On Saturday June 10 at 8:00 a.m. join us at the Brunswick-Topsham Land Trust’s Cathance River Nature Preserve in Topsham. The forest, river, and heath of the Preserve offer varied habitats for an array of migratory birds. We will walk the trails looking for Towhees, sparrows, warblers, woodpeckers, and other birds. Wildflowers, ferns, and mosses grow in the moist woods by the river.

Land Trust Partnership with Bowdoin Student Highlighted

We were excited to see this project by Mikayla Kifer highlighted on the Bowdoin website. We worked closely with Mikayla in the fall of 2016 on her interactive GIS “story map” called Invasive Species Management for the Brunswick-Topsham Land Trust

We love partnering with Bowdoin students in all of the diverse ways that we do. This project was particularly rewarding because this map is so useful to us and the community, and the connection we made with Mikayla is continuing to grow.

Thank you to Mikayla and Eileen Johnson, Program Manager of the Bowdoin Environmental Studies Program.

Overview of the Story Map:

“In order to understand the current data collection and invasive management capabilities of the BTLT and make recommendations for improvements to data collection methods, this study uses data on invasive species made available by the BTLT and iMap Invasives, a data collection and management system, and visualizes and analyzes it to determine its capabilities and weaknesses.

This study primarily addresses two questions: (1) What is the range and extent of invasive species on BTLT properties? (2) How should the BTLT move forward in collecting data on invasive species on their properties?”

FEED THE SOIL, NOT THE PLANT!! Learning from January 15th Winter Gardening Workshop

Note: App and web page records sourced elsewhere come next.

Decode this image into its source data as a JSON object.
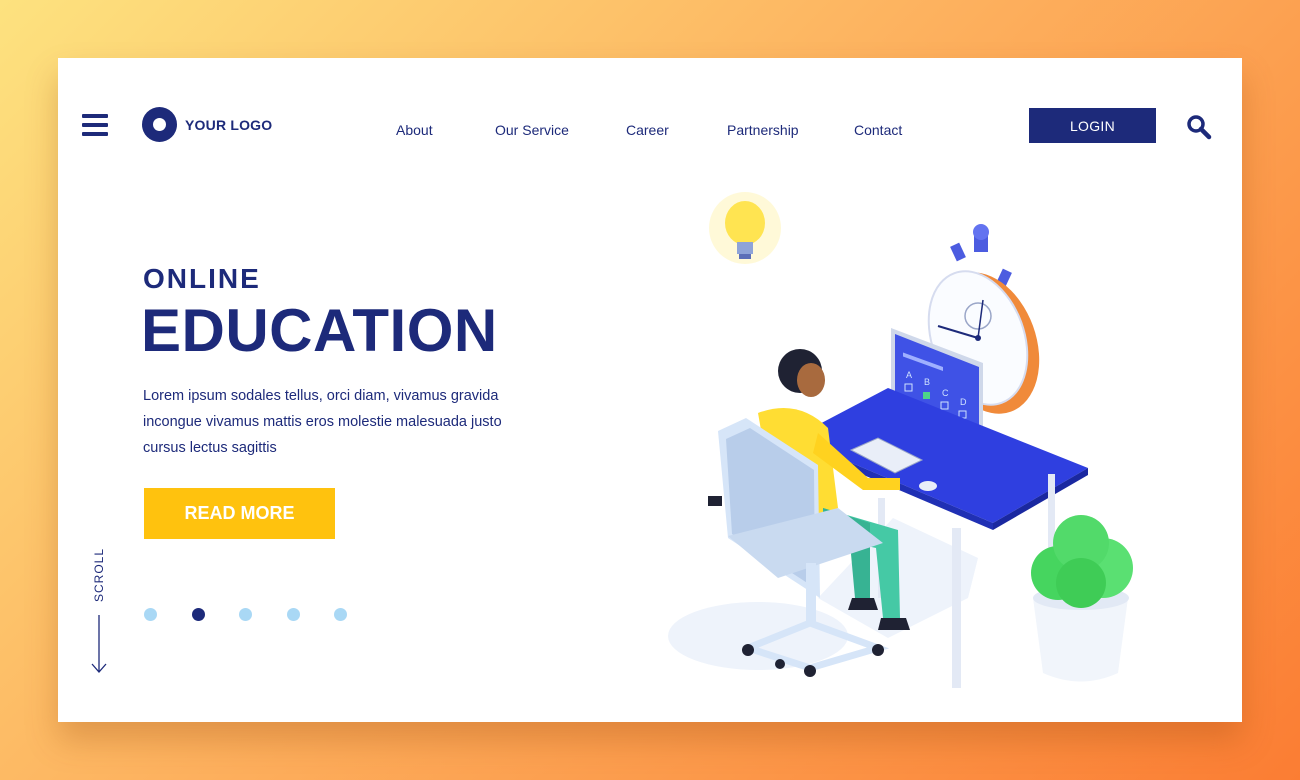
{
  "header": {
    "logo_text": "YOUR LOGO",
    "nav": [
      {
        "label": "About"
      },
      {
        "label": "Our Service"
      },
      {
        "label": "Career"
      },
      {
        "label": "Partnership"
      },
      {
        "label": "Contact"
      }
    ],
    "login_label": "LOGIN",
    "icons": {
      "menu": "hamburger-menu-icon",
      "search": "search-icon",
      "logo": "logo-mark-icon"
    }
  },
  "hero": {
    "kicker": "ONLINE",
    "headline": "EDUCATION",
    "description": "Lorem ipsum sodales tellus, orci diam, vivamus gravida incongue vivamus mattis eros molestie malesuada justo cursus lectus sagittis",
    "cta_label": "READ MORE"
  },
  "scroll": {
    "label": "SCROLL"
  },
  "pagination": {
    "count": 5,
    "active_index": 1
  },
  "illustration": {
    "screen_options": [
      "A",
      "B",
      "C",
      "D"
    ]
  },
  "colors": {
    "brand_navy": "#1d2a7a",
    "cta_yellow": "#ffc20e",
    "desk_blue": "#2f3fe0",
    "dot_light": "#a9d8f5",
    "bg_gradient_start": "#fde27f",
    "bg_gradient_end": "#fb7d33"
  }
}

By Emily Swan, BTLT Board Secretary and Community Engagement and Programs Committee Chair.

Emily Swan

“Feed the soil, not the plant. If there’s one thing you take away from this lecture, this is it!” Master Gardener Linton Studdiford told the capacity crowd gathered to hear his talk about organic soil management in the St. Paul’s Church parish hall on a chilly January afternoon.

This may have been the most important message of the inaugural workshop in BTLT’s 2017 Winter Gardening Workshop series, but it was far from the only thing the 80 or so assembled gardeners learned about soils.

I came away with this practical trilogy of garden principles:
1. Feed the soil, not the plant.
2. To nourish soil, add organic matter.
3. Before you do anything, get a soil test!
And this amazing fact about the biological richness of healthy soil: there are more bacteria in one tablespoon of soil than there are people in Africa, China, and India!

And this fact sure to dampen the arrogance of any soil know-it-alls that may have been lurking in the hall: We only know 10% of the animal and plant species living in soil!

Linton’s knowledge of all aspects of gardening is encyclopedic, and we all came away with a much clearer understanding of the science of soil. But his practical knowledge of gardening is equally vast, based both on study and on decades of gardening experience, and I left with a long to-do list to improve my extremely humble garden and compost pile. I’ve just scrawled on my October calendar – “Don’t forget to use the mower bag to collect chopped leaves to add to the compost pile next winter!” For November – “Dig leaves into garden,” and for May – “Apply compost but don’t overtill!!” For April/May – “The time to add nitrogen is in late spring to stimulate plant growth when the soil is still cold.” And the list goes on and on.

What better time than the depths of winter to expand your gardening knowledge? Now I’m just chomping at the bit to get into the garden and put it all into practice!

The next Winter Gardening Workshop is Sunday, January 29, and will be an opportunity to learn about Permaculture from one of the region’s leading experts, Jesse Watson. Learn more at:www.btlt.org/wgw-permaculture

A beautiful night at the Labyrinth

In celebration of the changing of the season, on December 21 over 100 people gathered at the Labyrinth in the Woods to walk the path, sing songs, and bring joy and community into the longest night of the year.

Thank you to Sarah Rodgers and First Parish Church for making the event a reality, and Trevor Peterson for the lovely video.